- **What the task requires**
A word-for-word copy of the listing is needed. Retype it in full.

- **Material provided**
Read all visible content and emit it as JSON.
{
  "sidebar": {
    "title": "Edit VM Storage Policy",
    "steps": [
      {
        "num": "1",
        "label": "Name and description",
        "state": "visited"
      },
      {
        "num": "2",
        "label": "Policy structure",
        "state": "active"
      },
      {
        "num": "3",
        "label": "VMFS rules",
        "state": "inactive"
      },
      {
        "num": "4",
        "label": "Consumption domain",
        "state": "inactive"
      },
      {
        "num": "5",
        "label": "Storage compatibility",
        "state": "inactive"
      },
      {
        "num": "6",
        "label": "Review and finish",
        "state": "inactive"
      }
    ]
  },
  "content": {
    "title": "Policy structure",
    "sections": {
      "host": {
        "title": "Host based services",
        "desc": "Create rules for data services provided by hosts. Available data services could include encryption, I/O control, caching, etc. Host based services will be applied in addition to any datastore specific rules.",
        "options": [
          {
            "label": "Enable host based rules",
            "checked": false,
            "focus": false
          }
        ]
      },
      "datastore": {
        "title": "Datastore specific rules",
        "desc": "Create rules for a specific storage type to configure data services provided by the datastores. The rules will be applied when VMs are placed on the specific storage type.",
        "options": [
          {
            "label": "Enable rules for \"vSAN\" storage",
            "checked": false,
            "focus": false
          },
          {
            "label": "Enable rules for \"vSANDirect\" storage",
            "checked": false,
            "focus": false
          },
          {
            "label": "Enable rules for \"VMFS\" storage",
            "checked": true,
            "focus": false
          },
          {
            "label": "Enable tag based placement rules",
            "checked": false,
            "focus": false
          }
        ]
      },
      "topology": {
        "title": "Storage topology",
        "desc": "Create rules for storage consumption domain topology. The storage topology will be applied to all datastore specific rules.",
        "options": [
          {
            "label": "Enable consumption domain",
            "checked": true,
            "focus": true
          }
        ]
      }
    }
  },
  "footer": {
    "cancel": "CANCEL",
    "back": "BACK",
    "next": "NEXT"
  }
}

- **Reply to the exercise**
Read all visible content and emit it as JSON.
{
  "sidebar": {
    "title": "Edit VM Storage Policy",
    "steps": [
      {
        "num": "1",
        "label": "Name and description",
        "state": "visited"
      },
      {
        "num": "2",
        "label": "Policy structure",
        "state": "active"
      },
      {
        "num": "3",
        "label": "VMFS rules",
        "state": "inactive"
      },
      {
        "num": "4",
        "label": "Consumption domain",
        "state": "inactive"
      },
      {
        "num": "5",
        "label": "Storage compatibility",
        "state": "inactive"
      },
      {
        "num": "6",
        "label": "Review and finish",
        "state": "inactive"
      }
    ]
  },
  "content": {
    "title": "Policy structure",
    "sections": {
      "host": {
        "title": "Host based services",
        "desc": "Create rules for data services provided by hosts. Available data services could include encryption, I/O control, caching, etc. Host based services will be applied in addition to any datastore specific rules.",
        "options": [
          {
            "label": "Enable host based rules",
            "checked": false,
            "focus": false
          }
        ]
      },
      "datastore": {
        "title": "Datastore specific rules",
        "desc": "Create rules for a specific storage type to configure data services provided by the datastores. The rules will be applied when VMs are placed on the specific storage type.",
        "options": [
          {
            "label": "Enable rules for \"vSAN\" storage",
            "checked": false,
            "focus": false
          },
          {
            "label": "Enable rules for \"vSANDirect\" storage",
            "checked": false,
            "focus": false
          },
          {
            "label": "Enable rules for \"VMFS\" storage",
            "checked": true,
            "focus": false
          },
          {
            "label": "Enable tag based placement rules",
            "checked": false,
            "focus": false
          }
        ]
      },
      "topology": {
        "title": "Storage topology",
        "desc": "Create rules for storage consumption domain topology. The storage topology will be applied to all datastore specific rules.",
        "options": [
          {
            "label": "Enable consumption domain",
            "checked": true,
            "focus": true
          }
        ]
      }
    }
  },
  "footer": {
    "cancel": "CANCEL",
    "back": "BACK",
    "next": "NEXT"
  }
}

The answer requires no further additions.